  • Now you increase the reps to 3 x 4 = 12 reps. 12 x 100 (weight on the bar) = 1,200lbs of load lifts just by increasing the reps to 4.
  • Let’s increase the sets and reps to 4 x 4 = 16. 16 x 100 = 1,600lbs of load lifted.

In essence this is called linear progression model and should be carried out over a specific amount of time. The goal is to increase volume over time to increase strength gains for the future. A linear progression model should look something like the following:

linear-progression

The weights for selected exercises would continue to go up as the weeks go by. However, understand that this model of strength training has its limitations and does not continue indefinitely. You will run into limited returns on this model. Which brings up number 2.

#2 Cycle Your Training with a Speed Cycle

We saw the advantages of higher volume training has for greater strength gains but now we know that there are limited returns. Once you have gotten into a plateau or maybe you are in one it’s time to run a different training cycle one that provides a different stimulus than the first cycle. What we are talking about here is General Adaptation Syndrome or the GAS principle. Basically, when providing the same training stimulus the body will create an adaptation. When the adaptation has taken place a new stimulus needs to be provided to create strength gains. This is where the art of cycling your training comes in.
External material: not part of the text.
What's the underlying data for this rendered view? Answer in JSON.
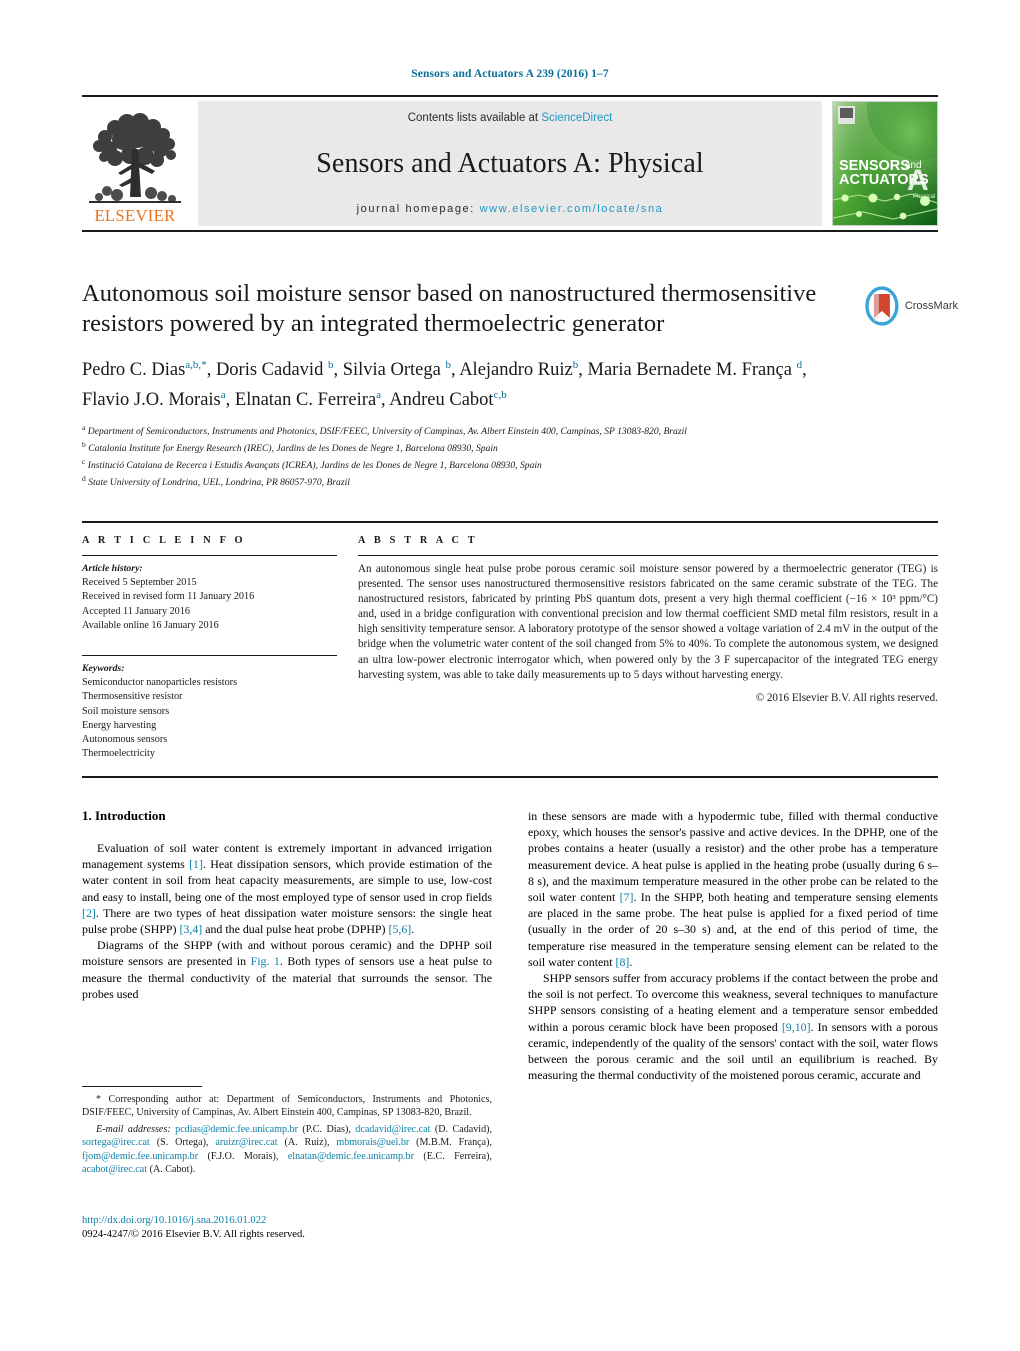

For example, your last cycle was run at 80% for several weeks say 6 weeks for this example. The next training cycle is 4 weeks just for this example.

  • 4 weeks cycle cycle
  • 2 days during the weekly cycle run loads of 60% to 70% for greater speed
  • Introduce faster Rate of Force Production 
  • Lighter weights but at higher velocities
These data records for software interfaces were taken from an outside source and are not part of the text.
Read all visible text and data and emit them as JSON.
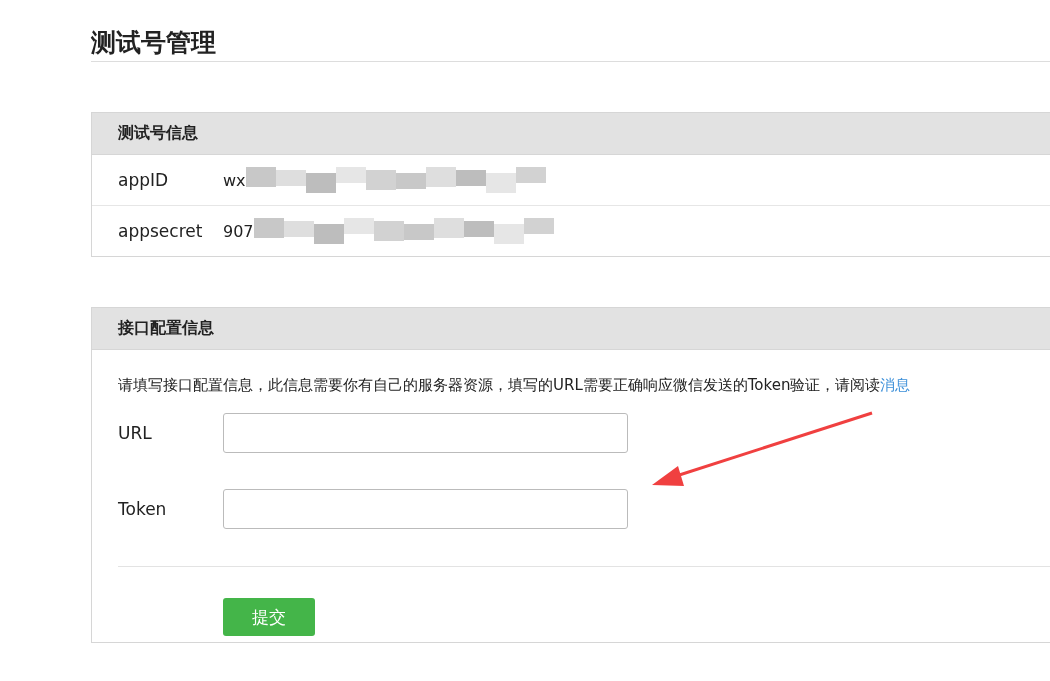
{
  "page_title": "测试号管理",
  "test_account": {
    "title": "测试号信息",
    "fields": [
      {
        "label": "appID",
        "value_visible": "wx"
      },
      {
        "label": "appsecret",
        "value_visible": "907"
      }
    ]
  },
  "interface_config": {
    "title": "接口配置信息",
    "description": "请填写接口配置信息，此信息需要你有自己的服务器资源，填写的URL需要正确响应微信发送的Token验证，请阅读",
    "description_link": "消息",
    "inputs": [
      {
        "label": "URL"
      },
      {
        "label": "Token"
      }
    ],
    "submit_button": "提交"
  }
}
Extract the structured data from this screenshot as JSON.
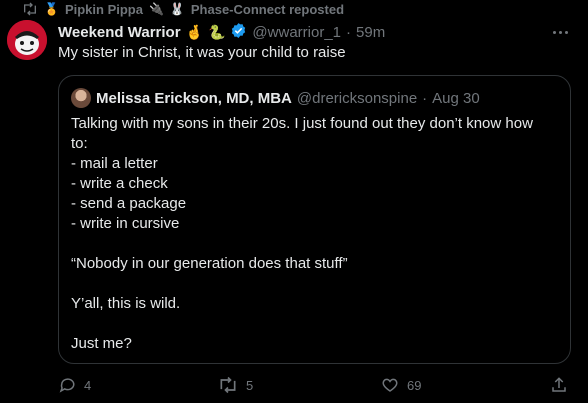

Now you are running lighter loads but at higher velocities to illicit the high speed fibers known to create greater speeds. This new stimulus will help you out of your plateau since it’s a different stimulus that is introduced.

#3 Introduce Recovery Period

Sometimes it isn’t what we are doing that is causing plateau’s but what we are not doing. After running a strength cycle for say 8 weeks you might want to consider running a recovery period of several days to create recovery in the needed muscular systems. A recovery period doesn’t have to be complete cessation of activity. It can mean doing other forms of physical activity and it doesn’t have to be related to strength training. Swimming for example is a great recovery activity that many Olympic Weightlifters from Russia or Kazakhstan do to give their bodies some needed recovery before starting another training cycle.

figure1te

The longer we train the more complex it will get in order to achieve new results. The longer we train the lower the strength gains will come. Therefore, training requires introducing new stimuli to create new strength gains. That’s what training cycles such as speed cycles are so effective as well as recovery periods.

Respectfully,

Josue Cano aka Captain

SCJ Insider Course

Subscribe to the SCJ Insider Training Course only available for subscribers. It’s FREE!!! Weekly training and technique tips to strengthen your resolve to realizing your greatest strength potential.

SUBSCRIBE HERE

Leave a Reply

Fill in your details below or click an icon to log in:

WordPress.com Logo

You are commenting using your WordPress.com account. Log Out / Change )

Twitter picture

You are commenting using your Twitter account. Log Out / Change )

Facebook photo

You are commenting using your Facebook account. Log Out / Change )

Google+ photo

You are commenting using your Google+ account. Log Out / Change )

Connecting to %s